2. People mocking or expressing some form of disdain for those talking about Whitney Houston.
It’s all a matter of taste I suppose. If the subject interests you, you will join the frenzy of other people talking about it. If it does not interest you, you will join the mockers off to the side talking about their own social superiority to the frenzy. We have all been on both sides of this equation. We flip and flop between the two depending upon the situation. Sometimes you’re the player. Sometimes you’re the hater. But you’re almost always in the game.
I’ve been thinking about this in context of what kind of resolutions I want to work toward this year, and this is one thing I know I can improve upon. I hope I will learn to refrain from playing the part of the taste police. I hope I will learn to be joyful for the joy that others feel and to respect the sorrow that others feel and to embrace the beautiful diversity of interests and tastes that make up humankind.
I hope I will remember that even grown women who constantly quote from Twilight books deserve my compassion and respect.
This is something that I read today as I pondered what it means to refrain from posturing as culturally superior: “Those who are wise must finally die, just like the foolish and senseless, leaving all of their wealth behind” (Psalms 49:10, New Living Translation). This idea that the wise die the same as the foolish is repeated several times in the Bible. I daresay you would find something similar in most religious texts. Regardless of our prejudices, regardless of our feelings of superiority, regardless of our belief in our own wisdom, we all come to the same end after all.
Give up a little pride and learn to live and let live. That’s my resolution today.

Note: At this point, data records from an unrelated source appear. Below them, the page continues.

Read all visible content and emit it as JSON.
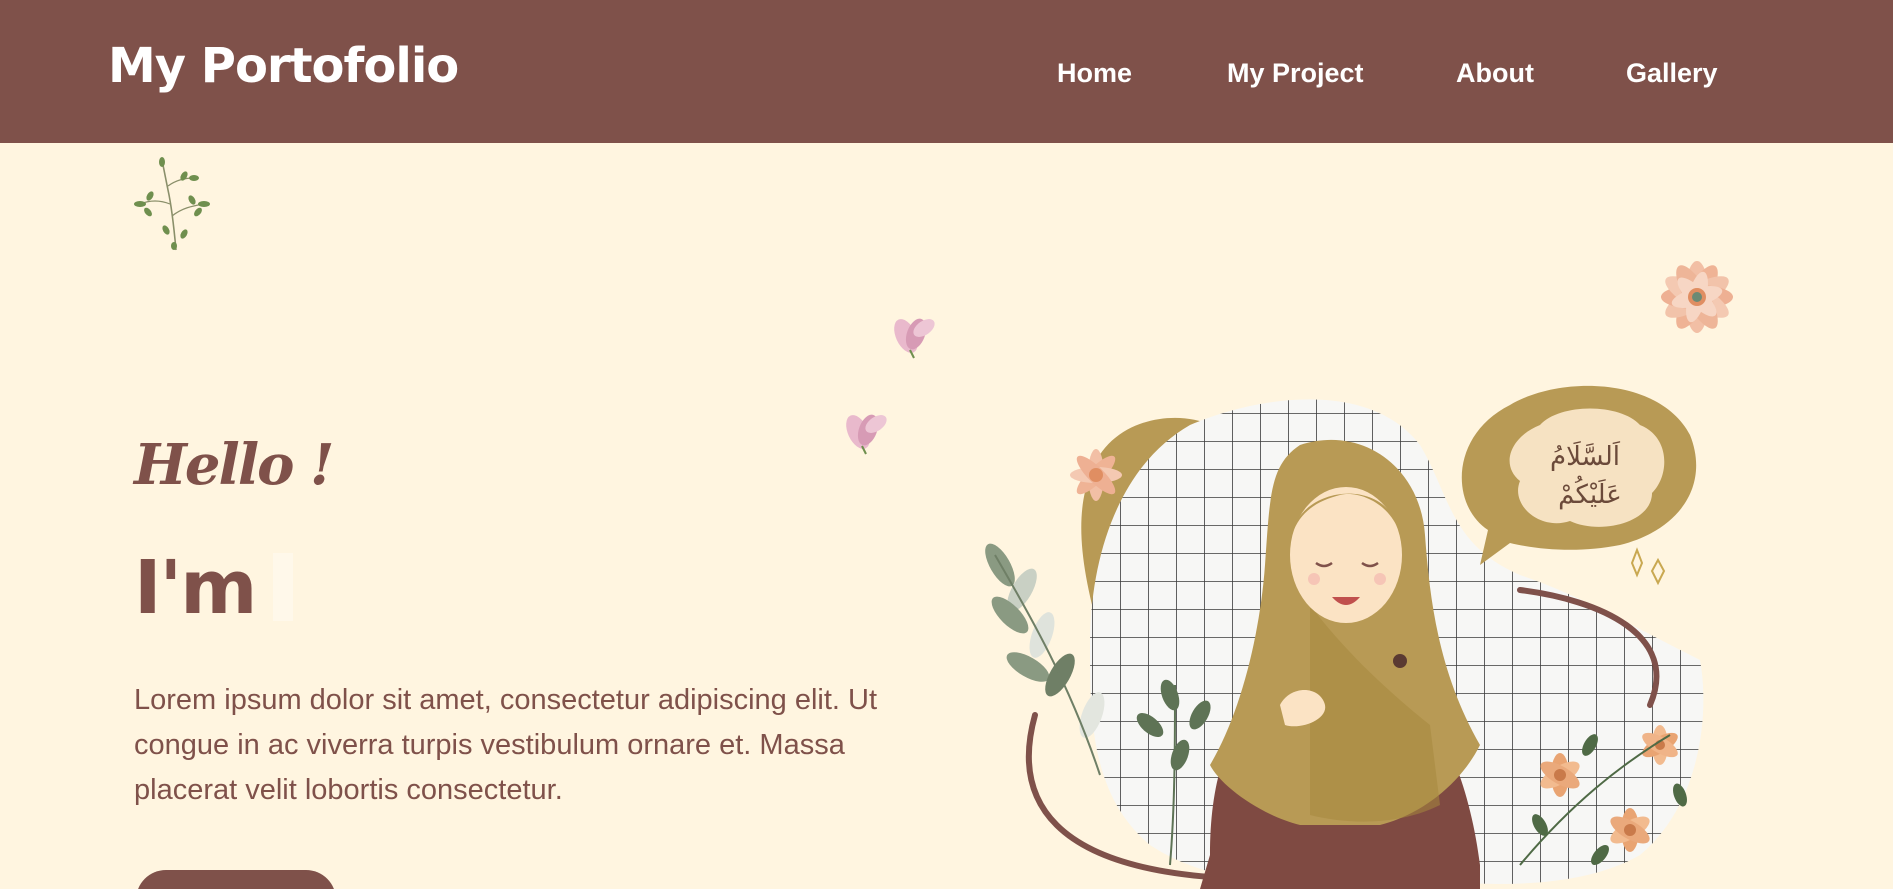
{
  "header": {
    "logo": "My Portofolio",
    "nav": [
      "Home",
      "My Project",
      "About",
      "Gallery"
    ]
  },
  "hero": {
    "greeting": "Hello !",
    "intro": "I'm",
    "description": "Lorem ipsum dolor sit amet, consectetur adipiscing elit. Ut congue in ac viverra turpis vestibulum ornare et. Massa placerat velit lobortis consectetur.",
    "speech_bubble": "اَلسَّلَامُ عَلَيْكُمْ"
  },
  "colors": {
    "primary": "#7f514a",
    "background": "#fff5e0",
    "mustard": "#b89a55"
  },
  "icons": [
    "leaf-sprig-icon",
    "peach-flower-icon",
    "pink-blossom-icon"
  ]
}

(iPhone photo #48 in my 2012 365+1 project)
I have nothing in particular to report today. I did walk, but I didn’t keep it up as long as I’d hoped. I’m still recovering from feeling blah and beaten earlier in the week. I guess we’ll have to call it a win that I got out there and tried.
Good intentions are like all other good things. You hit the point of diminishing returns all too quickly. One or two good intentions at a time are okay, but if you take on too many, everything falls apart.
I should probably follow that statement up with something to explain what I mean by it, but I’m just too tired. I have every good intention of posting something useful to this blog every day as I track my progress toward fitness and health and other nice dreams, but this is all you’re getting from me today. I’m just adrift right now, wandering aimlessly in a forest of my own best intentions.